Friday, October 7, 2011

Holy Instability

First, a quote from this article in Christianity Today:
We can stop pretending God is nice, as if it's his job to make our lives well-adjusted or religious or even spiritual. Jesus did not say he came to give us happiness, only blessedness. He did not promise an easy life, only an abundant one. He doesn't call us to be religious or spiritual, but to love God and love others. We can save ourselves a lot of grief if we recognize that up front. 
This means at least two things: (1) He's not going to spare us from heartache, suffering, and chaos. (2) He's actually going to bring heartache, suffering, and chaos into our lives sometimes.
We hear about the first often, and we've been rightly told that when evil embeds itself in our lives through death or disease or destruction that the truths of the gospel remain: God is still Emmanuel, with us. He is, even in the worst circumstances, taking that worst thing, like he took the death of his Son, and turning it into something redemptive. It's only a matter of time.
But the biblical picture shows us that sometimes God doesn't merely react to the evil chaos in our lives, he sometimes creates what might be called holy chaos. Like he did to the Pharisees. And to Peter. And to Paul. And to the disciples at Pentecost. He does things in our lives that leave us confused and bewildered for a time.
In this, too, we are wise to remember that God is still Emmanuel, with us. In this case, he's not merely using chaos, he is instilling a holy chaos into our lives."
    I'm still wrapping my mind around a God who not only allows, but sometimes brings holy disruption.  It's...unsettling...but would I really want it any other way?  "Jesus: The God Who Coddles" is hardly a tagline that promotes allegiance.   
  Here's an analogy.  I go to a gym that uses instability as a training tool.  They don't use machines at all; in fact, they try to destabalize as many moves as is safely possible so as to engage as many muscles as possible.  If you're going to work out, why not do it right?  It works; the results for their clients are impressive. It's not a gym that coddles, but it's a gym that makes athletic men and women out of boys and girls.
  I want a God who destabalizes as many moves in my life as is safely possible.  If I'm going to ask Him to make me strong, why not do it right? And when, in the end, when we see how Jesus made spiritual men and women out of boys and girls, we will give Him the praise He deserves.
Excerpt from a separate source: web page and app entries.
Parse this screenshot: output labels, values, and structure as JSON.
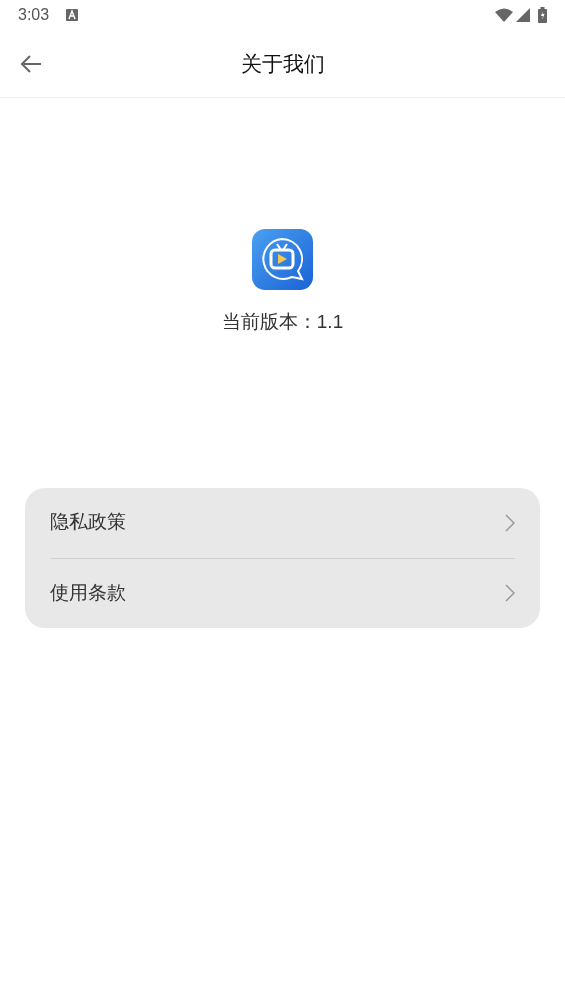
{
  "status_bar": {
    "time": "3:03"
  },
  "header": {
    "title": "关于我们"
  },
  "app": {
    "version_text": "当前版本：1.1"
  },
  "menu": [
    {
      "label": "隐私政策"
    },
    {
      "label": "使用条款"
    }
  ]
}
  1. I feel that this day in age, especially in my generation, the idea of a God that does "coddle" is more appealing. Most of my generation, myself included are use to taking, asking for and getting. We are guilty of taking the past of least resistance, most likly learned from our parents that coddled us for so long, so when we reflect on religion and what the images and traits of God would hold we would of course expect Him to interact with us the way we are use to by society and the way our own parents do. We grow this false understanding that God is indulgent, emotionally responsive to us, unable to hate even hating the sins that He has commanded against in essence coddling the sinner when a commadment has been broken. I agree it is unsettling and hard to imagine a God that could bring such disruption into our lives. I know in my own life because of movies, social media and role models that wanted to protect us from any disruptive Truths about God and the true attributes and characteristics, I am now almost 30 and find it harder to except these truths. I admit that when I first started to understand that Gods love is unconditional, but not with out giving something back in return we could not walk with Him in His kingdom, and that God can hate (sin), it was much like learning at five years old that Santa or the Easter Bunny didn't exist. Poor analogy looking at the big picture but having something you knew in your heart for so long to be true then to learn its not and forced to look back and question how you view things is in itself unsettling.
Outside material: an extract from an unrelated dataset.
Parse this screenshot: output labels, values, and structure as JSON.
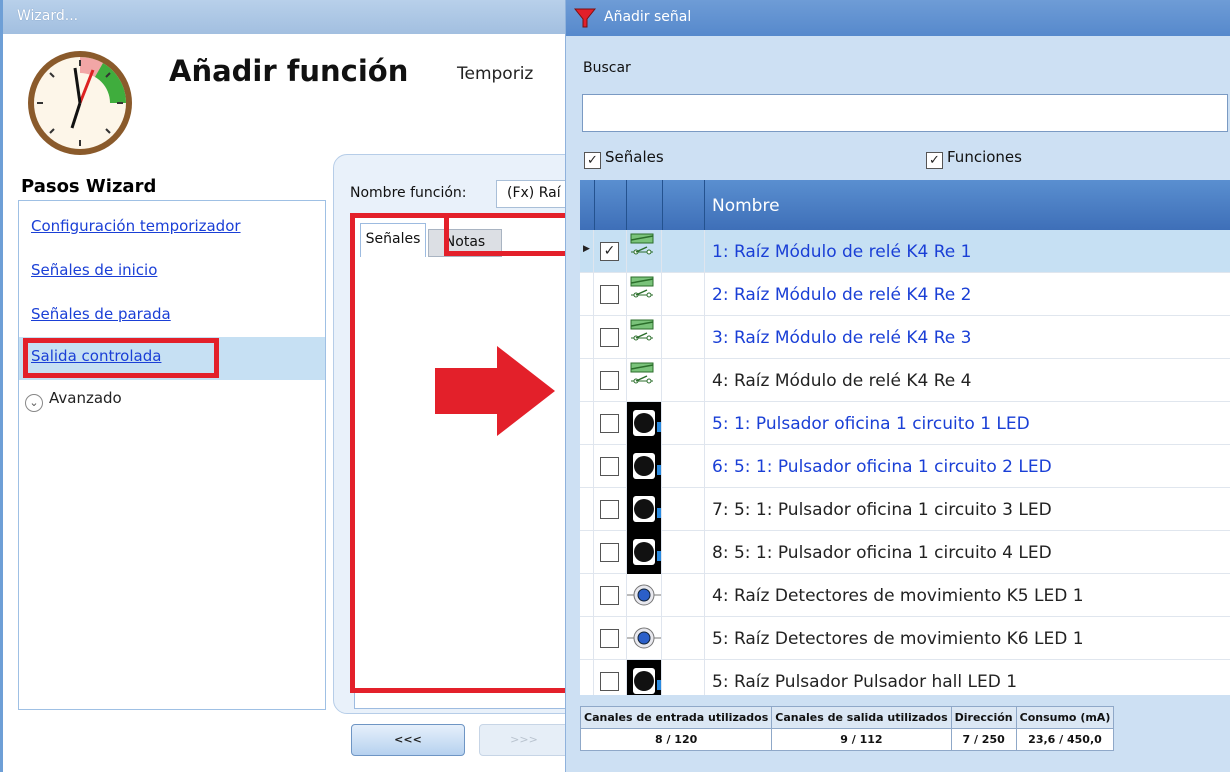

    You spoke of Holy chaos, disruptions in our lives that God puts in our way to challenge us and uses to help us seek and grow into Him, I can honestly say that when I had moments of "Holy Chaos" I often looked at it as punishment for sins I was guilty of. But after surroundings myself with believers that seek only His truths and have a strong biblical background, I'm finding these trials as opportunities to test my personal courage and grow my love and faith with for Him. I still question what lesson I need to take away from it but no longer question Him. As someone new to the unabridged, un-edited Christianity I appreciate blogs like this that are available to start conversation and self reflection.
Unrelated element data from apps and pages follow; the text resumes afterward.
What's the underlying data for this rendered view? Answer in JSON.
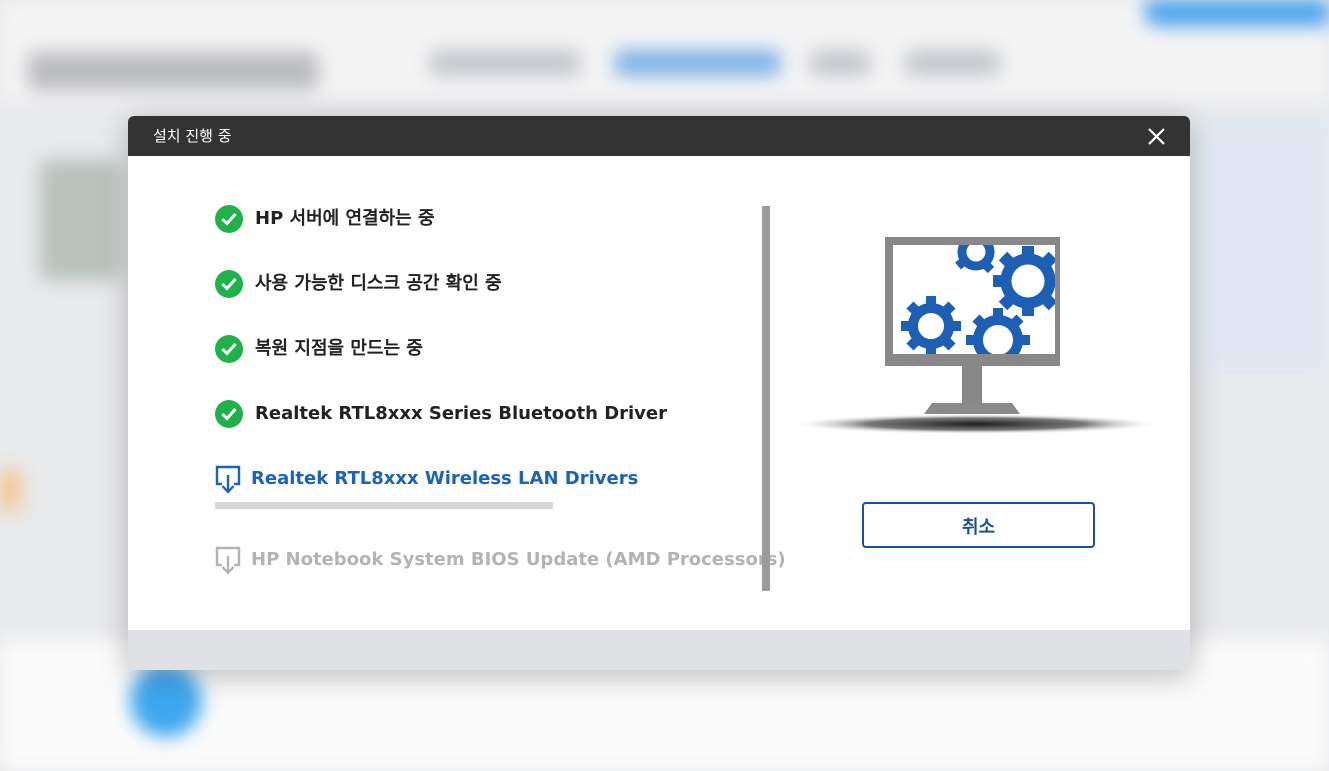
{
  "dialog": {
    "title": "설치 진행 중",
    "cancel_label": "취소"
  },
  "steps": [
    {
      "label": "HP 서버에 연결하는 중",
      "status": "done"
    },
    {
      "label": "사용 가능한 디스크 공간 확인 중",
      "status": "done"
    },
    {
      "label": "복원 지점을 만드는 중",
      "status": "done"
    },
    {
      "label": "Realtek RTL8xxx Series Bluetooth Driver",
      "status": "done"
    },
    {
      "label": "Realtek RTL8xxx Wireless LAN Drivers",
      "status": "downloading",
      "progress": 0
    },
    {
      "label": "HP Notebook System BIOS Update (AMD Processors)",
      "status": "pending"
    }
  ],
  "icons": [
    "close-icon",
    "check-icon",
    "download-icon",
    "monitor-gears-icon"
  ],
  "colors": {
    "accent": "#1b63b8",
    "success": "#1fb24a",
    "titlebar": "#333333",
    "pending_text": "#b3b3b3"
  }
}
  2. "Unabridged, un-edited Christianity." Well said :) I hope this blog can continue to do that. I find it harder than I thought to look at life honestly, but I have also found it more rewarding that I anticipated.